“I feel sorry of course because we serve our students but also our students can understand sometimes parents argue, we don’t necessarily agree all of the time, but we will try to reach agreement at this difficult time we hope students can understand we want to serve [them] better, it’s not to give students a hard time.”

Dr. Fierro stated that the district met with a mediator on Monday, May 2 from 9 a.m. to 5:30 p.m. and the next meeting is scheduled for Thursday, May 19.

He added that the conversation is ongoing.

“It is a problem that obviously we need to through this situation to address the issues because it is clearly affecting the campus community.”

AB-1725 and the Master Plan

Sociology professor Bobbi Lee Smart stated during public comment that the college is not following assembly bill AB-1725.

“Im not sure of all of the details of the assembly bill, but it came out in 80s or the 90s and it basically says that the CSUs, the UCs, and the community colleges are supposed to have 75 percent full time faculty and only 25 percent part time.

“The purpose of part timers is to fill a void […] it is not supposed to be the backbone of the community, but now it is the opposite.
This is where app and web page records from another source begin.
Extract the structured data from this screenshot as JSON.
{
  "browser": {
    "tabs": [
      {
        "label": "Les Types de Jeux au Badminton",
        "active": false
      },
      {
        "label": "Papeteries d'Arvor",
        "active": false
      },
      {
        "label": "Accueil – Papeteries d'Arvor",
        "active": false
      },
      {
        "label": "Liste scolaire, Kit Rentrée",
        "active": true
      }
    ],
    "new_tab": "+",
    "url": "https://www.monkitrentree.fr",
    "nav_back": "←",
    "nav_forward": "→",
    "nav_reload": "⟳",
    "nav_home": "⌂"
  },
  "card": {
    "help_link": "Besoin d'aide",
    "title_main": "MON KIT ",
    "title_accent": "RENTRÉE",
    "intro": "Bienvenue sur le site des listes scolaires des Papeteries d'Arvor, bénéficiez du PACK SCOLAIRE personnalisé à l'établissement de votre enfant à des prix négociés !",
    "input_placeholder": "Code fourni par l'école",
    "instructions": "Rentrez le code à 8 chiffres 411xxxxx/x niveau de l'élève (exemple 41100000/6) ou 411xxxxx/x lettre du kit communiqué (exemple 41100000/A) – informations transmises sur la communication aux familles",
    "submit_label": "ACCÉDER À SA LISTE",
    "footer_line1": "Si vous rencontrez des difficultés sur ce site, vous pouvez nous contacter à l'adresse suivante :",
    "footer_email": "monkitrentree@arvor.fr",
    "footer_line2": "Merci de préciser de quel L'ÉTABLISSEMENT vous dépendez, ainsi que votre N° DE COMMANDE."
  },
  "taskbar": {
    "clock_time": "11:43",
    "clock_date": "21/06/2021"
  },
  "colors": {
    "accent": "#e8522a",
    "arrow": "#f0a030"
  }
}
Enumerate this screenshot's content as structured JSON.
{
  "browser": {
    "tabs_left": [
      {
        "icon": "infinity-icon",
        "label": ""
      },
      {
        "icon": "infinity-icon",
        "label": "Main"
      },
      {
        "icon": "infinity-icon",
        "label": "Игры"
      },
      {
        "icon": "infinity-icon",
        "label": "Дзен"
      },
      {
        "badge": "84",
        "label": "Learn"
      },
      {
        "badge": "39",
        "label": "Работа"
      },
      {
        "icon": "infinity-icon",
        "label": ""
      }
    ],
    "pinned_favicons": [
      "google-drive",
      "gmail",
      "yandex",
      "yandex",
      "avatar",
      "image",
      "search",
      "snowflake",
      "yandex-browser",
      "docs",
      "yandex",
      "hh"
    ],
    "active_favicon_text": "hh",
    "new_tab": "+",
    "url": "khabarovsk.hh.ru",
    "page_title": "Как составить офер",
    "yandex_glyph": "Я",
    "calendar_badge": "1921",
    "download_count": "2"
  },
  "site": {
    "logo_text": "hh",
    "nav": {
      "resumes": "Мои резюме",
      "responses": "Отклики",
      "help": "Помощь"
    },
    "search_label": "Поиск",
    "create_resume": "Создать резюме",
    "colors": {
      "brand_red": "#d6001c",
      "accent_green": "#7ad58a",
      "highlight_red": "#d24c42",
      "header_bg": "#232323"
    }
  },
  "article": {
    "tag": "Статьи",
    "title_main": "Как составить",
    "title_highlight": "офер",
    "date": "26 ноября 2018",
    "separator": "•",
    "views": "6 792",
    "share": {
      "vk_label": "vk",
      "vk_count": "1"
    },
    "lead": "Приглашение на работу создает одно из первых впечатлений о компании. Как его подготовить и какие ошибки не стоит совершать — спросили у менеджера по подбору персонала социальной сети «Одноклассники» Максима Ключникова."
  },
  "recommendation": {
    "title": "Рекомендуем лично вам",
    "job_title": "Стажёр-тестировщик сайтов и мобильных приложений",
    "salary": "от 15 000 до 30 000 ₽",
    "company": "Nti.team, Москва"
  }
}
It is about 65 percent part-time here and only 35 percent full time, so it is completely skewed, which affects students.”
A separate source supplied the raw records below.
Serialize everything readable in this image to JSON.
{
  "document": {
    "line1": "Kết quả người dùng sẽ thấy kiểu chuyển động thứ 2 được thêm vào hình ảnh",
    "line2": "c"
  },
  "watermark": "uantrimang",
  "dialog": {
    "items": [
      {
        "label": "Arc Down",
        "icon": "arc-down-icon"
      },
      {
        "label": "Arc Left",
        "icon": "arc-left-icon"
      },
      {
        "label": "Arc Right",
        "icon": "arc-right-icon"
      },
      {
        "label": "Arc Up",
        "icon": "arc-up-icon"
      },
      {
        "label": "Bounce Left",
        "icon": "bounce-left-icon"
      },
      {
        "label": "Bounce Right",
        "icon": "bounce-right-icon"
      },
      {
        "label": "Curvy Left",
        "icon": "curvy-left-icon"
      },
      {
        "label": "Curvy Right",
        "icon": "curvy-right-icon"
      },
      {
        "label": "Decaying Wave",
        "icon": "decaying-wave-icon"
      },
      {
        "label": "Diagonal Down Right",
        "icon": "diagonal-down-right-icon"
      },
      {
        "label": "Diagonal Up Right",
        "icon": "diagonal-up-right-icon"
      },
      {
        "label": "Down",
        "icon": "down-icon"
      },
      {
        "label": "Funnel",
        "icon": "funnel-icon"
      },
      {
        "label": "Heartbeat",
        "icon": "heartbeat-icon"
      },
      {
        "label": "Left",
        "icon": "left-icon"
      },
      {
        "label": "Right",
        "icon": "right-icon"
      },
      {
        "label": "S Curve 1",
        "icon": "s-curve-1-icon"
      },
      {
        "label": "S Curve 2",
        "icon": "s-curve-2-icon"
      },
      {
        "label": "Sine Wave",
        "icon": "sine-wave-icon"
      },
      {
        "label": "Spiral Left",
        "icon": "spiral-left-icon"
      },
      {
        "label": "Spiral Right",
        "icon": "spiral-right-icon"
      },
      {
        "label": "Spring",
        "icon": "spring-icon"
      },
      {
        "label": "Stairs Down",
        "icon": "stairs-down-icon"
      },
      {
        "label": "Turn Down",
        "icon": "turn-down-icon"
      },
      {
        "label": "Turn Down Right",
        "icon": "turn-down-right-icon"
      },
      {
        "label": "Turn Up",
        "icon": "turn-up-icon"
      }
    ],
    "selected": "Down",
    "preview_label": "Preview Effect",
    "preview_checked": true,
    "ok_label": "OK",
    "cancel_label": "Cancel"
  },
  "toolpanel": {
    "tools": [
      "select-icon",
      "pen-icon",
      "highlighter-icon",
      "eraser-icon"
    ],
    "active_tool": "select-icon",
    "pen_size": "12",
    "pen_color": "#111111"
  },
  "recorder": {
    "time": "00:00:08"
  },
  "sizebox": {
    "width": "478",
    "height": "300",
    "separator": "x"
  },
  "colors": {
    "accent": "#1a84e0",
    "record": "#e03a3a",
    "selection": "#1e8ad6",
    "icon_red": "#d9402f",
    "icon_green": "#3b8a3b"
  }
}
The Assembly Bill Smart is referring to is AB 1725 signed in 1988 by Governor George Deukmejian which has a part that addresses the goal for colleges to have a 75:25 ratio.

“I also talk about the master plan which came out in the 60s, that says that community colleges, CSUs and UCs were created public growth for citizens of California to educate us, to give us a good job, to help us and they are supposed to be tuition free.

“There’s other people in terms of faculty that are older than me that went to college for free. Arnold Schwarzenegger went to Santa Monica College and paid $6 a semester in fees.

She continued, “The CSUs at that same time in the 70s were about $15 a semester, for a whole semester.”

According to UC Berkeley archives, The California Master Plan for Higher Education was developed in the early 1960 by a survey team from the UC Regents and State Board of Education.

The Donahoe Act placed some of the key elements of the plan was signed into law on April 1960.

About 60 agreements were formed creating a large network of public higher education in terms of enrollment. The system created includes community colleges, CSUs and UCs.

Smart compared that to what students currently pay for tuition.

“Why? Why do they have $50 million in reserve and why am I teaching a class of 60 why are you paying $1,900 for me to teach a class of 60? Where is the money going?

“I am paid for by the state of California, I am not paid by your tuition. These are questions that students should be asking,” she concluded.

As of Summer 2016 enrollment fee at Cerritos College is $46 per unit while students who are non-residents of California or International Students, with our without F-1 visas pay $259 per unit.